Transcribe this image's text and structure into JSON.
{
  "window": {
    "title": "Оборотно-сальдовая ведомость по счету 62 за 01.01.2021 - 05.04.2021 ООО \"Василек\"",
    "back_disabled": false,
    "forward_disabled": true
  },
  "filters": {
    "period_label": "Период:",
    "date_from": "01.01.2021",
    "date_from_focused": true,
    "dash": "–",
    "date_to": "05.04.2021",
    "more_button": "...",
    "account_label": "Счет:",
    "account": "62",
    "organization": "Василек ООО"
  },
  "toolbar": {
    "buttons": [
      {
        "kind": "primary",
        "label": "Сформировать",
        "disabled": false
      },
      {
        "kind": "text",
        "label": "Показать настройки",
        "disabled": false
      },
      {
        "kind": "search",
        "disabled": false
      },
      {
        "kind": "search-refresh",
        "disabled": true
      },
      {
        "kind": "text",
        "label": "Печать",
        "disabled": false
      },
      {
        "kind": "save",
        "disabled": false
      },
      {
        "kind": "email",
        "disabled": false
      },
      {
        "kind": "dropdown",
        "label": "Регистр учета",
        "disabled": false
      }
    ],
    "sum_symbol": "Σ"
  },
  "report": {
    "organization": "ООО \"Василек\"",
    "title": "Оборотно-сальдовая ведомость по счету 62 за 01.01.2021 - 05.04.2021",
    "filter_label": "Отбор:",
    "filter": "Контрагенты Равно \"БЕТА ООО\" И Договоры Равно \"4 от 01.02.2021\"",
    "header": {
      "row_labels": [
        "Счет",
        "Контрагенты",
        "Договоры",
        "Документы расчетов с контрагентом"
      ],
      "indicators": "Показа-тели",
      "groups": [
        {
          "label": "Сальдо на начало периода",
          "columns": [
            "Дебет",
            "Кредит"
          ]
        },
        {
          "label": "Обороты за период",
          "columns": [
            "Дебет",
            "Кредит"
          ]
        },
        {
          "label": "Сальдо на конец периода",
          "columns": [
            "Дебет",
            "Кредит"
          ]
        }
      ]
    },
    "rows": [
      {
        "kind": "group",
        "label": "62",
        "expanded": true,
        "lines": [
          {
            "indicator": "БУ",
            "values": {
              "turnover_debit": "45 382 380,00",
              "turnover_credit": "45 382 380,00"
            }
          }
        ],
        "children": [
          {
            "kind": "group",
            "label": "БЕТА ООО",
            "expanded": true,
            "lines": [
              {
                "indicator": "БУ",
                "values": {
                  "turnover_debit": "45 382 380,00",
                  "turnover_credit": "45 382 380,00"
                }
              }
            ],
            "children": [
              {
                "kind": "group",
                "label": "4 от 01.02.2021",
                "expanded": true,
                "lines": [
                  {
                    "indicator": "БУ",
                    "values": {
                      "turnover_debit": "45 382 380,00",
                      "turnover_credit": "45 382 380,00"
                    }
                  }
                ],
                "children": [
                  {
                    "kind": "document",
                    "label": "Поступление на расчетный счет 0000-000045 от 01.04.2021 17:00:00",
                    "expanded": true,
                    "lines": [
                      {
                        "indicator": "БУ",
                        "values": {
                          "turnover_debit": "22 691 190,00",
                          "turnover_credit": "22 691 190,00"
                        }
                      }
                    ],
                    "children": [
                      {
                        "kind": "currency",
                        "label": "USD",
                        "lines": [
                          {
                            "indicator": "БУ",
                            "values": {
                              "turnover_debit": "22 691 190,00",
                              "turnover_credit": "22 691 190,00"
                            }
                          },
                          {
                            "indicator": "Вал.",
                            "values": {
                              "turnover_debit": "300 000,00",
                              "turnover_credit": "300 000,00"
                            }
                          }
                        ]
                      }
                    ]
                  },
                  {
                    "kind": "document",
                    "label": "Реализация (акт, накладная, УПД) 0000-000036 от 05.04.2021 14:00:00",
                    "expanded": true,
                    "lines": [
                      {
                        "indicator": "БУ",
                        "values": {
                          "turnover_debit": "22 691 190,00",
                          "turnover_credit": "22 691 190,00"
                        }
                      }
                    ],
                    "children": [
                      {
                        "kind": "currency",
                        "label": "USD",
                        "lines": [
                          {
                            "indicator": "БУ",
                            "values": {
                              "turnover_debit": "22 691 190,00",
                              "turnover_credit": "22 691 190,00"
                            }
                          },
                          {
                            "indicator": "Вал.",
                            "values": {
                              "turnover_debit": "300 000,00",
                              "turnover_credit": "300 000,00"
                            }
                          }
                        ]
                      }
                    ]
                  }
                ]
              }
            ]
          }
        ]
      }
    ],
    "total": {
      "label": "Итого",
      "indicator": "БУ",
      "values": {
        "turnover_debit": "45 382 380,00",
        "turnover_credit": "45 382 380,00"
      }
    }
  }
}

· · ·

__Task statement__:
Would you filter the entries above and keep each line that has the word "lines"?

__Result of this task__:
        "lines": [
            "lines": [
                "lines": [
                    "lines": [
                        "lines": [
                    "lines": [
                        "lines": [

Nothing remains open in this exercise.